Exercise brief: Check every line below for the word "Road" and copy the ones that have it.

Extracted information:
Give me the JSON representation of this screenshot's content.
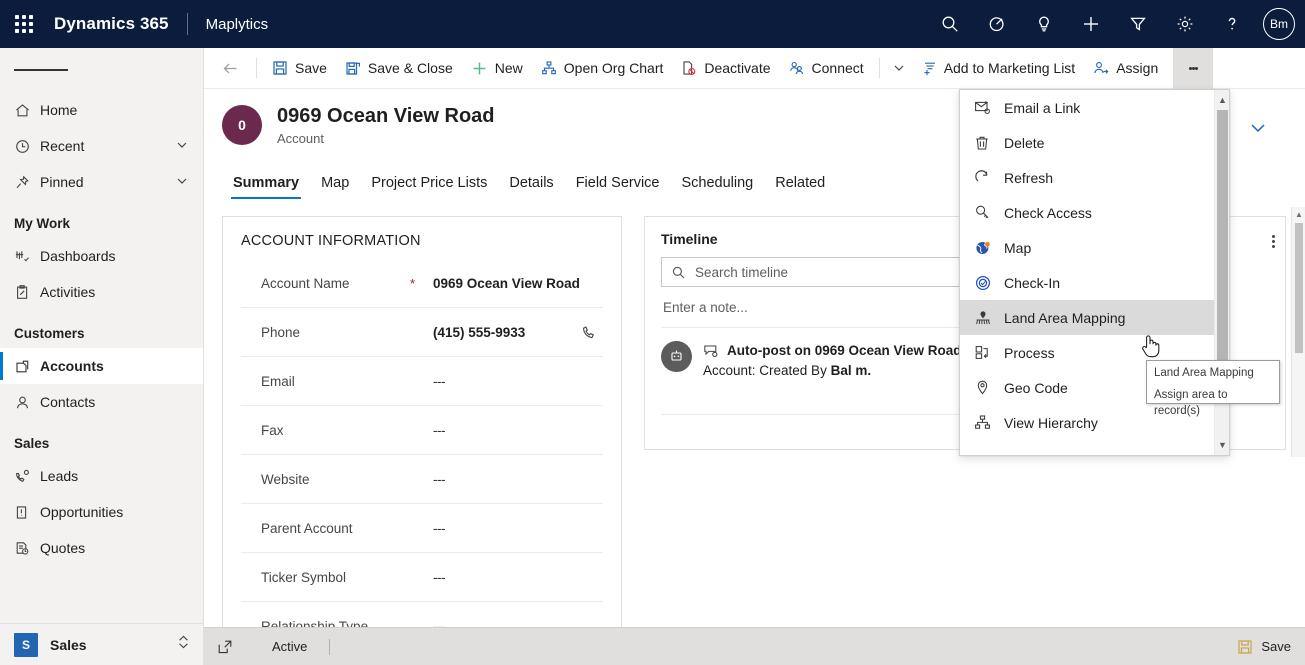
{
  "topnav": {
    "waffle_label": "app-launcher",
    "brand": "Dynamics 365",
    "app_name": "Maplytics",
    "icons": [
      "search-icon",
      "assistant-icon",
      "insights-icon",
      "quick-create-icon",
      "filter-icon",
      "settings-icon",
      "help-icon"
    ],
    "avatar_initials": "Bm"
  },
  "sidebar": {
    "items": [
      {
        "label": "Home",
        "icon": "home-icon",
        "expandable": false
      },
      {
        "label": "Recent",
        "icon": "clock-icon",
        "expandable": true
      },
      {
        "label": "Pinned",
        "icon": "pin-icon",
        "expandable": true
      }
    ],
    "groups": [
      {
        "title": "My Work",
        "items": [
          {
            "label": "Dashboards",
            "icon": "dashboard-icon"
          },
          {
            "label": "Activities",
            "icon": "activities-icon"
          }
        ]
      },
      {
        "title": "Customers",
        "items": [
          {
            "label": "Accounts",
            "icon": "accounts-icon",
            "active": true
          },
          {
            "label": "Contacts",
            "icon": "contacts-icon"
          }
        ]
      },
      {
        "title": "Sales",
        "items": [
          {
            "label": "Leads",
            "icon": "leads-icon"
          },
          {
            "label": "Opportunities",
            "icon": "opportunities-icon"
          },
          {
            "label": "Quotes",
            "icon": "quotes-icon"
          }
        ]
      }
    ],
    "area_switcher": {
      "badge": "S",
      "label": "Sales",
      "icon": "updown-chevron-icon"
    }
  },
  "commandbar": {
    "back_icon": "back-arrow-icon",
    "commands": [
      {
        "label": "Save",
        "icon": "save-icon"
      },
      {
        "label": "Save & Close",
        "icon": "save-and-close-icon"
      },
      {
        "label": "New",
        "icon": "plus-icon"
      },
      {
        "label": "Open Org Chart",
        "icon": "org-chart-icon"
      },
      {
        "label": "Deactivate",
        "icon": "deactivate-icon"
      },
      {
        "label": "Connect",
        "icon": "connect-icon"
      }
    ],
    "connect_caret": "chevron-down-icon",
    "commands_after": [
      {
        "label": "Add to Marketing List",
        "icon": "marketing-list-icon"
      },
      {
        "label": "Assign",
        "icon": "assign-icon"
      }
    ],
    "overflow_label": "More commands"
  },
  "record": {
    "avatar_initials": "0",
    "title": "0969 Ocean View Road",
    "subtitle": "Account",
    "header_chevron": "chevron-down-icon",
    "tabs": [
      {
        "label": "Summary",
        "active": true
      },
      {
        "label": "Map",
        "active": false
      },
      {
        "label": "Project Price Lists",
        "active": false
      },
      {
        "label": "Details",
        "active": false
      },
      {
        "label": "Field Service",
        "active": false
      },
      {
        "label": "Scheduling",
        "active": false
      },
      {
        "label": "Related",
        "active": false
      }
    ]
  },
  "account_information": {
    "section_title": "ACCOUNT INFORMATION",
    "fields": [
      {
        "label": "Account Name",
        "value": "0969 Ocean View Road",
        "required": true,
        "empty": false,
        "action_icon": ""
      },
      {
        "label": "Phone",
        "value": "(415) 555-9933",
        "required": false,
        "empty": false,
        "action_icon": "phone-icon"
      },
      {
        "label": "Email",
        "value": "---",
        "required": false,
        "empty": true,
        "action_icon": ""
      },
      {
        "label": "Fax",
        "value": "---",
        "required": false,
        "empty": true,
        "action_icon": ""
      },
      {
        "label": "Website",
        "value": "---",
        "required": false,
        "empty": true,
        "action_icon": ""
      },
      {
        "label": "Parent Account",
        "value": "---",
        "required": false,
        "empty": true,
        "action_icon": ""
      },
      {
        "label": "Ticker Symbol",
        "value": "---",
        "required": false,
        "empty": true,
        "action_icon": ""
      },
      {
        "label": "Relationship Type",
        "value": "---",
        "required": false,
        "empty": true,
        "action_icon": ""
      }
    ],
    "required_marker": "*"
  },
  "timeline": {
    "title": "Timeline",
    "search_placeholder": "Search timeline",
    "search_value": "",
    "note_placeholder": "Enter a note...",
    "post": {
      "line1": "Auto-post on 0969 Ocean View Road",
      "line2_prefix": "Account: Created By ",
      "line2_author": "Bal m."
    }
  },
  "third_panel": {
    "kebab_label": "more-options",
    "attachment_icon": "paperclip-icon"
  },
  "overflow_menu": {
    "items": [
      {
        "label": "Email a Link",
        "icon": "email-link-icon",
        "highlight": false
      },
      {
        "label": "Delete",
        "icon": "delete-icon",
        "highlight": false
      },
      {
        "label": "Refresh",
        "icon": "refresh-icon",
        "highlight": false
      },
      {
        "label": "Check Access",
        "icon": "check-access-icon",
        "highlight": false
      },
      {
        "label": "Map",
        "icon": "map-globe-icon",
        "highlight": false
      },
      {
        "label": "Check-In",
        "icon": "check-in-icon",
        "highlight": false
      },
      {
        "label": "Land Area Mapping",
        "icon": "land-area-mapping-icon",
        "highlight": true
      },
      {
        "label": "Process",
        "icon": "process-icon",
        "highlight": false
      },
      {
        "label": "Geo Code",
        "icon": "geo-code-icon",
        "highlight": false
      },
      {
        "label": "View Hierarchy",
        "icon": "view-hierarchy-icon",
        "highlight": false
      }
    ]
  },
  "tooltip": {
    "title": "Land Area Mapping",
    "description": "Assign area to record(s)"
  },
  "statusbar": {
    "popout_icon": "popout-icon",
    "status": "Active",
    "save_label": "Save",
    "save_icon": "save-icon"
  },
  "colors": {
    "nav_background": "#0b1c3d",
    "accent": "#0078d4",
    "record_avatar": "#6b2a4d",
    "required": "#a4262c",
    "menu_highlight": "#dadada",
    "sidebar_background": "#f3f2f1",
    "statusbar_background": "#e1dfdd"
  }
}
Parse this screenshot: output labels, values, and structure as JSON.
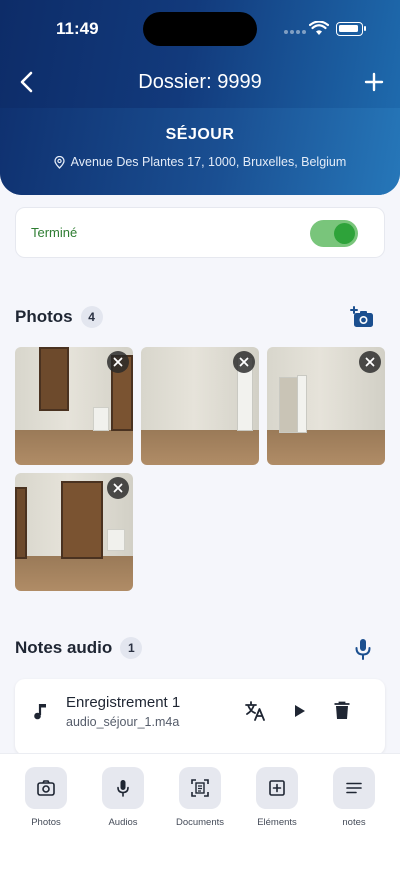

Response area:
    "title": "0969 Ocean View Road",
        "value": "0969 Ocean View Road",
      "line1": "Auto-post on 0969 Ocean View Road",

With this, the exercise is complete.